5. Delph Hardware & Specialty Company, $1,934.89.
(e) That the plaintiff, although not directly notified by the claimants, had also been informed of the following claims against the contractor:
1. Binswanger Glass Company, $1,384.01;
2. Virginia Steel Company, $2,121.23.
(f) That the plaintiff was without information as to whether any other debts were due by the contractor on account of the construction of said building, or as to whether the claims before mentioned included charges for labor or materials furnished the contractor not in connection with the construction of said building.
(g) That the plaintiff had made no disbursement to the contractor since receipt of said notices of claims; and that since the balance due by it under its contract for the construction of the building, $3,503.36, represented the extent of its liability to the contractor's creditors for labor and material furnished in the erection of the building, it tendered that amount into court for such distribution as the court might determine.
Thompson & Son Roofing and Heating Company had, prior to the institution of the present suit, commenced an action for the foreclosure of its alleged mechanic's lien; but on January 22, 1954, it amended its complaint so as to allege a constructive trust in its favor in respect of the balance of the contract price in the hands of Lowndes Hill Realty Company.
After the commencement of the present suit Builders Lumber Company, the contractor, went into receivership; and John A. Henry, Esq., its receiver, intervened and was made a party defendant herein.
The actions brought by Greenville Concrete Company and Thompson & Son Roofing and Heating Company were, by consent, consolidated with the present one. Greenville Concrete Company answered the complaint herein, setting up its claim to a mechanic's lien and praying its foreclosure in this action or, in the alternative, payment of the amount due it from the funds deposited with the court. The answers of the other defendants denied that Greenville Concrete Company had obtained a lien on the property or was entitled to priority of payment from the said funds.
The Master, to whom the cause had been referred by consent, found and held, inter alia:
1. That Greenville Concrete Company had no mechanic's lien, and was therefore not entitled to priority in the distribution of the fund, because:

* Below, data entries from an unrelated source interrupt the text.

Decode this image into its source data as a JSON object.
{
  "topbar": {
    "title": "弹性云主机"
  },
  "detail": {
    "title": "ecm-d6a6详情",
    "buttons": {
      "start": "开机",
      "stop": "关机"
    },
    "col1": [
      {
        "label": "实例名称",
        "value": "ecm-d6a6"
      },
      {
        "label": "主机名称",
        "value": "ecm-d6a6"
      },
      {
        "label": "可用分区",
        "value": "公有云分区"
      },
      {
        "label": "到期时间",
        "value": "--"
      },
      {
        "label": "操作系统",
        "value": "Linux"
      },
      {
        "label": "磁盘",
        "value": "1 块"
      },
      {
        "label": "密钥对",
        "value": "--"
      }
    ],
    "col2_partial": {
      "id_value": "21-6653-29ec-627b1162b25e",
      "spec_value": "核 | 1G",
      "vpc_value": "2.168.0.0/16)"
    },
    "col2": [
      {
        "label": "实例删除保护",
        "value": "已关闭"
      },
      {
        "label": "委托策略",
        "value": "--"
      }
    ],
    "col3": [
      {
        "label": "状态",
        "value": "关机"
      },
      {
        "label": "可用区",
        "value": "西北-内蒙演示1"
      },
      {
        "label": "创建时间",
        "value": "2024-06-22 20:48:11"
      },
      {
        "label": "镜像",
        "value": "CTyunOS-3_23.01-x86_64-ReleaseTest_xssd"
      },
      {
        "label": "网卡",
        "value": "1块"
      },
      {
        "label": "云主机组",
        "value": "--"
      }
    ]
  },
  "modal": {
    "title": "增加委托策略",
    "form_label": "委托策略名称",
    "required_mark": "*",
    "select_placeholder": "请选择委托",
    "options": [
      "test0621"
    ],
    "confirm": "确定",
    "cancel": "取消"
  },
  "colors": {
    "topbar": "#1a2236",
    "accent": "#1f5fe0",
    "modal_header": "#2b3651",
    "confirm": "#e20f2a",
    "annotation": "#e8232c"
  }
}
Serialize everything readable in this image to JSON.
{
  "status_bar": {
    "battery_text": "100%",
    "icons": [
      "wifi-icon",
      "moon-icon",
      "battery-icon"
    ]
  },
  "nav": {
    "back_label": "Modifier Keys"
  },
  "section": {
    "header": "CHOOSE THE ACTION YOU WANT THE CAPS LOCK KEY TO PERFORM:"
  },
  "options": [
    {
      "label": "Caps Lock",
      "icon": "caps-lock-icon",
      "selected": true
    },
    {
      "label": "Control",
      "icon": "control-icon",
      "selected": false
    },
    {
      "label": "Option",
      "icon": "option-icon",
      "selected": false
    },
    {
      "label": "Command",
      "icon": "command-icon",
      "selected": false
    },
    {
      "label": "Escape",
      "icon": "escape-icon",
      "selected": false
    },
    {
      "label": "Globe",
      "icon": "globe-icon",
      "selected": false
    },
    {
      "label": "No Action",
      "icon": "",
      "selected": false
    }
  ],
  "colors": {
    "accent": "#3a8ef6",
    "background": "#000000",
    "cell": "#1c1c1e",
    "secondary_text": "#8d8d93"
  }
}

(a) The materials furnished by it and used in the erection of the building had not been so furnished "by virtue of an agreement with, or by consent of, the owner of such building * * * or any person having authority from, or rightfully acting for, such owner in ...